Parag has undergone five neurosurgical procedures. His father Prakash, who works at the Mazgaon docks in the city; his mother and uncle take turns sitting by his bedside.

Parag and Priti had met five years before the blasts devastated their lives. They fell in love and got married in 2001 when Parag was working as an assistant sales manager in a company. Just as they were dreaming of building a future for their child, the bottom dropped abruptly out of their world.

The couple had just about begun rejoicing in the news that Priti was pregnant after five years of marriage, that 7/11 happened. From a peaceful life shunting between her parents' home to her husband's home, both in Bhayandar, life became a nightmare.

Now Priti travels to Mahim in north-central Mumbai every day. She takes the local, the same train that maimed her husband for life.

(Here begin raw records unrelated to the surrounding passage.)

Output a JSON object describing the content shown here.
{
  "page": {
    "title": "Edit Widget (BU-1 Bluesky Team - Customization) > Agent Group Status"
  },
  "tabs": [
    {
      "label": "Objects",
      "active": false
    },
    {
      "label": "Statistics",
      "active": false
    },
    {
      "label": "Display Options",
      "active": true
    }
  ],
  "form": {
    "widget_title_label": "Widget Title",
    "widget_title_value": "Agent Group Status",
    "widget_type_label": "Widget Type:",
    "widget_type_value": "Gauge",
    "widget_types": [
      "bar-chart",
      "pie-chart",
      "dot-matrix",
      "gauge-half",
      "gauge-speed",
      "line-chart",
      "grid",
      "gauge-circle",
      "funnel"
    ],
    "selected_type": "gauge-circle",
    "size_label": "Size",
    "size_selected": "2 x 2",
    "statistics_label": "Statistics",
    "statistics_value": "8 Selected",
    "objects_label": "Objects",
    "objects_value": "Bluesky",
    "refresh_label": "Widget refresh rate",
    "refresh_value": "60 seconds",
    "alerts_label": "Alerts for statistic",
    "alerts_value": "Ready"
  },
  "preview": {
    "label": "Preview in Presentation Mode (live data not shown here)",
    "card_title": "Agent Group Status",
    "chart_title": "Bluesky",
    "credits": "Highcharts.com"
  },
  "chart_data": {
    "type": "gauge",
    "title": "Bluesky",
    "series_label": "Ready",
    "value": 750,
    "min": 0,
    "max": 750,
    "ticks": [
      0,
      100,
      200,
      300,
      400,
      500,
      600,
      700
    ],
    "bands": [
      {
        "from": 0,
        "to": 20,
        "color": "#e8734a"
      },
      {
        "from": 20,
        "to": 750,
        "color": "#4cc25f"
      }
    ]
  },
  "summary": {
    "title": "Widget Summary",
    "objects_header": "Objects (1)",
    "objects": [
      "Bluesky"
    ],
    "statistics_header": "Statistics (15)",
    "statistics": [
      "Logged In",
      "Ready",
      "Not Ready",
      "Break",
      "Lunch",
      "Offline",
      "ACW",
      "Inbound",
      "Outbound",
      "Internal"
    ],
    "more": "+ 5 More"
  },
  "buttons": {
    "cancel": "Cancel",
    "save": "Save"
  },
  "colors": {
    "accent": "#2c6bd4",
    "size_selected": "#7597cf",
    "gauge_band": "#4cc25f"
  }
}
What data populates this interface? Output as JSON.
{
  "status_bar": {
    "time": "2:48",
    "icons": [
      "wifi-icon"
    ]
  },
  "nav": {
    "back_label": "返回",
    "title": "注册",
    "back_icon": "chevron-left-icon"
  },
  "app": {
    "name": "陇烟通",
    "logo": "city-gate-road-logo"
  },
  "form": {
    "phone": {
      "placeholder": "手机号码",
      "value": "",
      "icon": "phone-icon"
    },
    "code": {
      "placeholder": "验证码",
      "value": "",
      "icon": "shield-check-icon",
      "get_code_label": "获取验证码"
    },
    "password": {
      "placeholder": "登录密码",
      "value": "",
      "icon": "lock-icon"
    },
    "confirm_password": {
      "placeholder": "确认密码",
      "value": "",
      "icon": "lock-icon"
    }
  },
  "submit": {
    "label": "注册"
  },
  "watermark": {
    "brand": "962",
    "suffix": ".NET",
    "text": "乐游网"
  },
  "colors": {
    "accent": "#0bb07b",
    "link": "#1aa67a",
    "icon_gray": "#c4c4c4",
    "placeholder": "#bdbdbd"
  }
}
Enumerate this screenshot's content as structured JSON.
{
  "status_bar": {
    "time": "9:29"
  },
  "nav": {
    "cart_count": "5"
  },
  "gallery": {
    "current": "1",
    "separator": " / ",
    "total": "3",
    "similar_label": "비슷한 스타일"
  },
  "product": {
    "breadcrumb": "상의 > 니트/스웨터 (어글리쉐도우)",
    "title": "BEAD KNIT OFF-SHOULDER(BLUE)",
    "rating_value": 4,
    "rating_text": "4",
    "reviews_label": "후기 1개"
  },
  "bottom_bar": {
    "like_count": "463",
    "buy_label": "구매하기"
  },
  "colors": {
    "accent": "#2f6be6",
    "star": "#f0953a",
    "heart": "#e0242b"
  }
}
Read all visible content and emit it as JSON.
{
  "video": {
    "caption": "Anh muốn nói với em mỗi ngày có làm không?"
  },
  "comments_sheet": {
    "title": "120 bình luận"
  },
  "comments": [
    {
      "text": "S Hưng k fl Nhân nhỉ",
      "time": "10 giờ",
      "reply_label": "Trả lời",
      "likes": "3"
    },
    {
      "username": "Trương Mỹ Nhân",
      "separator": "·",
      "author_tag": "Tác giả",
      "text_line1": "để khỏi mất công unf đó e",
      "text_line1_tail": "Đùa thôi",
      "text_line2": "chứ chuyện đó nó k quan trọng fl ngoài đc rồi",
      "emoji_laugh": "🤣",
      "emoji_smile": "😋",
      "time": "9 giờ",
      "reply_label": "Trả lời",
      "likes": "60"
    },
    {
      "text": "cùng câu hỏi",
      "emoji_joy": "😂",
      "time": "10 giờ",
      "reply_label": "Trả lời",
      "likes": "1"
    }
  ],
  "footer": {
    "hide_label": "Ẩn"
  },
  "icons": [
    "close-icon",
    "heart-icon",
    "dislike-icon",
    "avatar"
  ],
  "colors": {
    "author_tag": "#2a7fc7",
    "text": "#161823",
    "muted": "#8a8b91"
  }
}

A few months after the blasts, Priti delivered her baby. The Railways that had promised jobs to the next of kin, dilly-dallied in true bureaucratic style. Jobs had been announced for the kin of those who had died, but Parag was alive.

After Parag's father and uncle's relentless pursuit, the Railways gave Priti a job. Now Priti spends her time looking after her baby, her job, her home and her husband.

Her parents and in-laws have helped her immensely. Priti leaves for work from her mother's house, leaving the baby in her care during the day. On the weekends she goes to her in-laws's home.

Two years ago she enrolled in college and attends classes on Saturday. Priti has passed her second year in college and will graduate next year. She has decided to get a Master's degree as she believes it will help her later in life. Her child is now in nursery school.

Every Sunday she spends the day with Parag at the hospital. "He now recognises me, his parents and his child. He understands us -- like when we say 'eye' he points to his eyes. He says 'Amma, Papa.' He shakes hands when you ask him too," says Priti.

Two years back the doctors had said that only time would show if there was any improvement because he was then in a vegetative state. Parag was alive, but not aware. The awareness is returning slowly.

"I am eternally indebted to the Railways, they are paying all his hospital expenses," says Priti.

Three years after the tragic day, the pain in Priti's eyes is heart-wrenching but her belief that her husband will rise from that hospital bed is a lesson in courage.

Video: Uday Kuckian

A Ganesh Nadar in Mumbai